the husband must have the last say in important decisions, although he tries not
to disregard his wife’s opinion. Many Christian husbands fall into this
Fourth, there is the "ceremonial" leader.
(The even more subtle power-leader) This is the husband who deep down inside
really believes in equality, mutuality, and partnership in marriage; but he is
afraid to let his friends see how often he washes the dishes, cooks the food,
and takes care of the children. He avoids getting involved in the discussion
about headship because his true feelings conflict with the traditional lifestyle
of his friends and associates. Only when he is pressured, does he stand on the
side of tradition and states shyly that he is the head of his home.
What is missing in all of these leadership styles is the
failure of men to think of their wives as equal partners. Dr. David Olsen, in
his book "Empowering Couples," discusses his four types of
leadership in marriage First, there is the "husband-dominant
relationship" where the husband makes the majority of the decisions in
spite of the wives’ feelings and opinions; but they must follow. This
constitutes a majority of relationships. Second, there is the "wife-dominant
relationship" where the wife on the other hand makes the majority of
decisions irregardless of what the husband feels or thinks; but he must follow.
Third, there is the "independent relationship" where husband
and wife make the majority of decisions independently without any knowledge or
input from the other. Very little decisions are made jointly. These are the
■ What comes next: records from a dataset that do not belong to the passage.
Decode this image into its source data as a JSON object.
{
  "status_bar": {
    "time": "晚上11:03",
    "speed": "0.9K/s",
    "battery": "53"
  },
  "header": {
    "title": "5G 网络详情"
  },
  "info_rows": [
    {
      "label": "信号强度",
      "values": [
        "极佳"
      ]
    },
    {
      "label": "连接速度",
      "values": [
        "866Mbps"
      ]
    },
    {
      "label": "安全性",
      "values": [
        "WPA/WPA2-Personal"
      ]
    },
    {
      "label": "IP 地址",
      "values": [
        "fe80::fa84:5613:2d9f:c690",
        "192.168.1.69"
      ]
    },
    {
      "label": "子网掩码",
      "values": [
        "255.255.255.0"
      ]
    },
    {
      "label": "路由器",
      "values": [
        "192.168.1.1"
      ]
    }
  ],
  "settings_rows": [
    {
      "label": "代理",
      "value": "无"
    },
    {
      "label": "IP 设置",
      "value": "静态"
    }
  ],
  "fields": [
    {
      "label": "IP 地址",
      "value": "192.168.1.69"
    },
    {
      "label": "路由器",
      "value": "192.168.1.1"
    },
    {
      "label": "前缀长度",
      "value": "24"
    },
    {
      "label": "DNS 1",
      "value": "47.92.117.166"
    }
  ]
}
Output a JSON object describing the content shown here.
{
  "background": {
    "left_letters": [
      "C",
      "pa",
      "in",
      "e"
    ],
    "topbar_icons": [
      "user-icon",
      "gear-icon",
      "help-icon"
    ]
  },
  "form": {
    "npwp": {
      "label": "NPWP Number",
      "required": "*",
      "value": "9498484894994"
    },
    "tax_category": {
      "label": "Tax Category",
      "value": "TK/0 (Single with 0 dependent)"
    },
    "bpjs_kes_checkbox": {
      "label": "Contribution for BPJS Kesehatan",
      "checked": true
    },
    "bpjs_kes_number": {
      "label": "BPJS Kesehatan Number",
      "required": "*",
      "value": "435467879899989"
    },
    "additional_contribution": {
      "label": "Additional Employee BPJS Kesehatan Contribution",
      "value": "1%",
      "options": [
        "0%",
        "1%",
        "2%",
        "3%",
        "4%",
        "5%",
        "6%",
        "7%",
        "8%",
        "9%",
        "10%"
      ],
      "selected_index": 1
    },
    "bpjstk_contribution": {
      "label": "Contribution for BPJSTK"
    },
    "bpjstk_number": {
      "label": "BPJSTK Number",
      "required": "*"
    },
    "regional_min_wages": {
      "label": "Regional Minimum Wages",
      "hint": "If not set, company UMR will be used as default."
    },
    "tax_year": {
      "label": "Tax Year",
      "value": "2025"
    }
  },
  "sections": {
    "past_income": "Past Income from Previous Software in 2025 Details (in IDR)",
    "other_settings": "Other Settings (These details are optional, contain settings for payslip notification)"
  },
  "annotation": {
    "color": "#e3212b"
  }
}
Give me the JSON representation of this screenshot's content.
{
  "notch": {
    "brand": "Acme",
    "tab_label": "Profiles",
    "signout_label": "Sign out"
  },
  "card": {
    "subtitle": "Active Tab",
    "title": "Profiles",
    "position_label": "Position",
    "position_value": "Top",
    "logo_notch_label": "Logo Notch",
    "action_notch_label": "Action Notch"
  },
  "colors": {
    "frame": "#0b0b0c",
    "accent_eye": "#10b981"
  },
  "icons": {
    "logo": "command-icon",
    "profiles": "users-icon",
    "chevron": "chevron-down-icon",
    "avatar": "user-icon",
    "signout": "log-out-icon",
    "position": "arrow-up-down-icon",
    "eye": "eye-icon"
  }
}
types of leadership that have caused lots of problems in family and marriage
Dr. Olsen presents what is the ideal leadership type in
marriage – the egalitarian relationship. This is the relationship where
authority is shared and decisions are made jointly in most areas. One reason why
this type of relationship is not so common is because it is the hardest to
achieve. It calls for lots of negotiation, which we have not socialized our
males to do, especially with women.
Barrington Brennen is a marriage and family therapist and a
board certified clinical psychotherapist (USA). Email:
firstname.lastname@example.org or call 242 327 1980